The problem I have with this pick is New York is a city that is about now, not tomorrow. If you’re not going to buy the best free agents, then you better get the best talent in the draft. Gavin Cecchini wasn’t the most talented player available at pick #12. Period.
My 2013 outlook: He’ll most likely follow the same path as Brandon Nimmo and start in extended spring training.
Grade: B-, leaning toward a C+.
Round 1, pick #35 – Kevin Plawecki, C Purdue University
- Here’s where I feel things went really sideways. The first pick was a bit underwhelming, but we don’t know what to expect with a high school kid. At the time of this pick, there were plenty of young arms to choose from. Earlier last week, Keith Law of ESPN suggested the Mets were linked to Carson Kelly, a high school arm committed to Oregon. Instead, the Mets drafted Kevin Plawecki, a catcher out of Purdue University.

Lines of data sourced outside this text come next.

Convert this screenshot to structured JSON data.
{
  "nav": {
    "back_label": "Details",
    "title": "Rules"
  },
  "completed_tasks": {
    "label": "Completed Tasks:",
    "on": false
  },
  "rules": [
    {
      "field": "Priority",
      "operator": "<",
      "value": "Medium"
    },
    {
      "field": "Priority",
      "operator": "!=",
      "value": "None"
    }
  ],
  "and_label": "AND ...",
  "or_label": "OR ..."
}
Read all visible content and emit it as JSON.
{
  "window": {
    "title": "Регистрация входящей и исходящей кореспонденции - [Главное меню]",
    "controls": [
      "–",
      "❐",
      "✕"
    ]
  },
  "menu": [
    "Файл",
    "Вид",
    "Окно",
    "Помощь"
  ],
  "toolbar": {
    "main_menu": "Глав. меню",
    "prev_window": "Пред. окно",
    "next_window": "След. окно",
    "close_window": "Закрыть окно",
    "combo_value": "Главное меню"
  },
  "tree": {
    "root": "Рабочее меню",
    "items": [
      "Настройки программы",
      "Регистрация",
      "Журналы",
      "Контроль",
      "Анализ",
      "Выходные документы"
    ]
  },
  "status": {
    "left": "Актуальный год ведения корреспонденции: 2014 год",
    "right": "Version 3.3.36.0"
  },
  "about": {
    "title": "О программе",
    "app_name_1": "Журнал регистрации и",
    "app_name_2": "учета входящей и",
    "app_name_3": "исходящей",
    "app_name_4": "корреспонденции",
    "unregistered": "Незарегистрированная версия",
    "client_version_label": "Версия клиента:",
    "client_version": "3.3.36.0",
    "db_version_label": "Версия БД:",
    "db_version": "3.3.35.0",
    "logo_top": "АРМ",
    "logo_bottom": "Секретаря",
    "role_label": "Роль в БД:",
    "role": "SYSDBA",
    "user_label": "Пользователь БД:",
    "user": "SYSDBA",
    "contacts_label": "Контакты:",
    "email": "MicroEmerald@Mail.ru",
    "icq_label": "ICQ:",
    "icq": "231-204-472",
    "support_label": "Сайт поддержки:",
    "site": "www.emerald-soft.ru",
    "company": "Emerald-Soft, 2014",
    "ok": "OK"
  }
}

The first thing that stands out about Plawecki is his eye at the plate. The right-handed backstop struck out only 29 times in 638 plate appearances. The 2012 Big Ten Player of the Year played in the Cape Cod summer league for the Hyannis Harbor Hawks, which is known for housing the top college draft talents. In 130 ABs, Plawecki batted .262, hitting 1 homerun and collecting 15 RBI. Again, the most impressive part of his offense was his ability to draw walks and not strike out (18 BB/13 K’s). He also added 6 SBs, which is somewhat intriguing, but most likely won’t carry to the professional level.
Drafting a catching prospect is either hit or miss. You can draft a guy like Kurt Suzuki or a guy like Blake Forysthe. Keith Law states that Plawecki has chance to be an everyday starter because of the scarcity at the position. The words don’t sound so encouraging, and the pick is a puzzling one.
A pitcher here would have been nice. There were also a number of other bats here that could have worked. Adam Rubin of ESPN New York spoke with Paul DePodesta about the philosophy behind these picks. DePodesta stated that the Mets went in with the mindset of grabbing “middle-of-the-diamond players”. He said this about the picks: “We were thrilled to come up with a shortstop in the first round and a catcher in the comp round.”
A good pick here could have been Travis Jankowski, a true centerfielder from SUNY Stony Brook. Other than Matt Den Dekker, the Mets lack true CFs and Jankowski could have fit here. If the Mets didn’t draft Cecchini, they could have gone with a college shortstop like Florida’s Nolan Fontana.
And if Plawecki never pans out, just remember, this is the gift the Mets were given to compensate for the loss of Jose Reyes. Being that Plawecki was an over draft by about 2-3 rounds, I’m not thrilled but am intrigued. Some think the Mets are waiting to spend their money in the later rounds, but why not get the best talent right now?
My 2013 outlook: Since Purdue is out of the College World Series, Plawecki should sign fairly soon. He could be assigned to the Brooklyn Cyclones in the New York Penn League. Depending on his success, he’ll either be pushed to High-A St. Lucie or to Low-A Savannah in 2013.
What were your thoughts of the first night? Check back later for more updates throughout the next two days.
About the Author
Kyle Schnitzer's biggest memory as a Mets fan is when Carlos Beltran went down on strike 3 against Adam Wainwright in game 7 of the NLCS. Since then, he hasn't expected much from the Mets. The new regime gives him hope. When he's not writing here, he's writing somewhere else, bussing tables, tweeting, or riding his bike. Follow him on Twitter: @dakyleschnitzer